Breast cancer is a devastating diagnosis for any women; however, with advances in treatment, the number of long-term survivors is on the increase. These women have gone through a depressing period ranging from the initial diagnosis to the subsequent treatment, which often includes, surgery, chemotherapy, and radiation therapy. A new study has found that over time these survivors return to a quality of life comparable to women who have not suffered the devastation of breast cancer. The results of the study, which was published by researchers at the University of Toronto (Ontario, Canada) online on August 26 in the Journal of Clinical Oncology.
The researchers note that there is considerable interest in the quality of life of long-term breast cancer survivors. Therefore, they conducted a study that evaluated changes in quality of life from the time of breast cancer diagnosis to long-term survivorship. They compared the quality of life in these women to that of age-matched women with no history of breast cancer.
The study group initially comprised 535 women with localized breast cancer (cancer that had not metastasized) who were recruited from 1989 to 1996 and followed from enrollment to the 2005 to 2007 present. The women completed questionnaires at diagnosis and one year post-diagnosis.
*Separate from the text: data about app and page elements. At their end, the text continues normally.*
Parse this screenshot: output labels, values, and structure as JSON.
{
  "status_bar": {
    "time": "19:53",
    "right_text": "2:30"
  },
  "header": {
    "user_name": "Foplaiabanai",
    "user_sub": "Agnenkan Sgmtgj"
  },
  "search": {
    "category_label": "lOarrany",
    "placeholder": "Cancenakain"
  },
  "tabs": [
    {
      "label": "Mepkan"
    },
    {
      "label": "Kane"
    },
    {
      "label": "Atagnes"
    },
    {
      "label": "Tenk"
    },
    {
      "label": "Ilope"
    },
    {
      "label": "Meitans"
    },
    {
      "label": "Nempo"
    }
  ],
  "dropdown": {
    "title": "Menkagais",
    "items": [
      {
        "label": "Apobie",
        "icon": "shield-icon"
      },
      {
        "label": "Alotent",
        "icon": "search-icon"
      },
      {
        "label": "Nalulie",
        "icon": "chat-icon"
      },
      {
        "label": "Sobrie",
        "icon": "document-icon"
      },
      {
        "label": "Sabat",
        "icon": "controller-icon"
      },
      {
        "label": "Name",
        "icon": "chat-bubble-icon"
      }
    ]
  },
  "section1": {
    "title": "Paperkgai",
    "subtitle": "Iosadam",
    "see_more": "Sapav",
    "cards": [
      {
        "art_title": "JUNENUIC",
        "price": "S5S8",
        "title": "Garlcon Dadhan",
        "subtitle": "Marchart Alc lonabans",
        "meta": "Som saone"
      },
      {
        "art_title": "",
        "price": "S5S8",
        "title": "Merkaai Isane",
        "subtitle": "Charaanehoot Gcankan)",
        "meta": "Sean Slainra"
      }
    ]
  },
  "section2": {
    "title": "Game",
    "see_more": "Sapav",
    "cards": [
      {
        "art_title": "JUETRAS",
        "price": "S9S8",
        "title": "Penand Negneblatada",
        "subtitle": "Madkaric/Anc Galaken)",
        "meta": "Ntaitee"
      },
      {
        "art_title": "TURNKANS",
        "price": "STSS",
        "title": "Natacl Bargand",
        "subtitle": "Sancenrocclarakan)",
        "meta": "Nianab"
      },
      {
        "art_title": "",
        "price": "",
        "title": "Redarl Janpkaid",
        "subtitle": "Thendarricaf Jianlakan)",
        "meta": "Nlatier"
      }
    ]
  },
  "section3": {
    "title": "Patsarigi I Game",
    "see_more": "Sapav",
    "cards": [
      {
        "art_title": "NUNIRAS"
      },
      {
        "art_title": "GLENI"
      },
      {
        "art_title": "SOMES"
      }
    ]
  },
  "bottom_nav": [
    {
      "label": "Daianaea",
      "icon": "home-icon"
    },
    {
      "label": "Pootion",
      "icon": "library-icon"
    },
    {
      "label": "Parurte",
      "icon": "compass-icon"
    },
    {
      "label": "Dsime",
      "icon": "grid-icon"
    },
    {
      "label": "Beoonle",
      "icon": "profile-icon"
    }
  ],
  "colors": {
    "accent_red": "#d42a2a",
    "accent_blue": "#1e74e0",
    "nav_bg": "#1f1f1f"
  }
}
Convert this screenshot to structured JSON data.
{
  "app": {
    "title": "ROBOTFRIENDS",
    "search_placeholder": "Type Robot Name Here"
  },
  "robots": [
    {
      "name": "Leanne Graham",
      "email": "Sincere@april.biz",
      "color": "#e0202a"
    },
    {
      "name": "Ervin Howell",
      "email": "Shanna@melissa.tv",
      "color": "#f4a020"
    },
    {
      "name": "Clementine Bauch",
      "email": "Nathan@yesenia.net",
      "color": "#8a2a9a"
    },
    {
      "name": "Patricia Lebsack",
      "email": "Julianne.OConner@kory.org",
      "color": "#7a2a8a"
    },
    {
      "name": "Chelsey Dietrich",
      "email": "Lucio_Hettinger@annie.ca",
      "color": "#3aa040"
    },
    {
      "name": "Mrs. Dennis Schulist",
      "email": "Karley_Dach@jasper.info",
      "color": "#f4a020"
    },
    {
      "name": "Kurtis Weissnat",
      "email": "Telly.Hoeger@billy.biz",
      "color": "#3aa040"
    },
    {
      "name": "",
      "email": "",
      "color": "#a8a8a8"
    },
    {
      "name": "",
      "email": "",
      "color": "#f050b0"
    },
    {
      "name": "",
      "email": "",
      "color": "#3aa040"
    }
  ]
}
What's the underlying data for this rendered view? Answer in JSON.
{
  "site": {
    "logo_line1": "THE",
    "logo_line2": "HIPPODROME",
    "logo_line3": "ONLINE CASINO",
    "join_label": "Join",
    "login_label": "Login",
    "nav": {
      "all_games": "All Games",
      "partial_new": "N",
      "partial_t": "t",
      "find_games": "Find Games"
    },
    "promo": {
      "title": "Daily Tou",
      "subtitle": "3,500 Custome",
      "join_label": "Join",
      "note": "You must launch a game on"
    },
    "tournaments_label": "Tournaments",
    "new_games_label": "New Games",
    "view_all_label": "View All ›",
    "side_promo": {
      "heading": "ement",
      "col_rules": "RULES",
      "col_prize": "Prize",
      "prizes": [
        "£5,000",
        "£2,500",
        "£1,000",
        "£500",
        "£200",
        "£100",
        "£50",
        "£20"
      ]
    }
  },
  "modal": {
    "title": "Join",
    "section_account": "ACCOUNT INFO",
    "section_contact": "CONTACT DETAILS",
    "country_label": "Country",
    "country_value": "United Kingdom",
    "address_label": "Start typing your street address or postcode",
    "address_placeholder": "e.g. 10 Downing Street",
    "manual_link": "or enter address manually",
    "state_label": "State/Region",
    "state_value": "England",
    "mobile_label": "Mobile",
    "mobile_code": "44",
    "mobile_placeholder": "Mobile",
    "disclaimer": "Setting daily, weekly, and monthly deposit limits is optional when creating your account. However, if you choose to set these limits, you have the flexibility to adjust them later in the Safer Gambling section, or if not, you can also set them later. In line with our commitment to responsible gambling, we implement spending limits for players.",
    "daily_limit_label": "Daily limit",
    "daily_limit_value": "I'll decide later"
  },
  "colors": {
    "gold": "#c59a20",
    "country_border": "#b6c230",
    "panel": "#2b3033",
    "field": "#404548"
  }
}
Between 2005 and 2007, the women who were alive and without distant recurrence were recontacted to participate in a long-term follow-up study. A control group was recruited from women presenting for screening mammograms, and both groups completed quality of life questionnaires. The longitudinal change (change over time) in breast cancer survivors and differences between breast cancer survivors and controls were assessed in eight broad categories with clinically significant differences set at 5% and 10% of the breadth of each quality of life scale.
A total of 285 women with breast cancer were included in the study, on average 12.5 years post-diagnosis. Longitudinally, clinically significant improvements were observed in overall quality of life by one year post-diagnosis with further improvements during long-term follow-up. Some clinically significant improvements over time were seen in all categories. A total of 167 controls were recruited. Compared to women in the control group, deficits were observed in self-reported cognitive functioning (5.3% difference) and financial impact (6.3% difference) in breast cancer survivors at long-term follow-up.
The authors concluded that long-term breast cancer survivors show improvement in many quality of life areas over time, and they appear to have similar quality of life in most respects to age-matched non-cancer controls, although small deficits in cognition and finances were identified.
Take home message:
This study should boost the spirits of women who have recently been diagnosed with breast cancer. Women are survivors!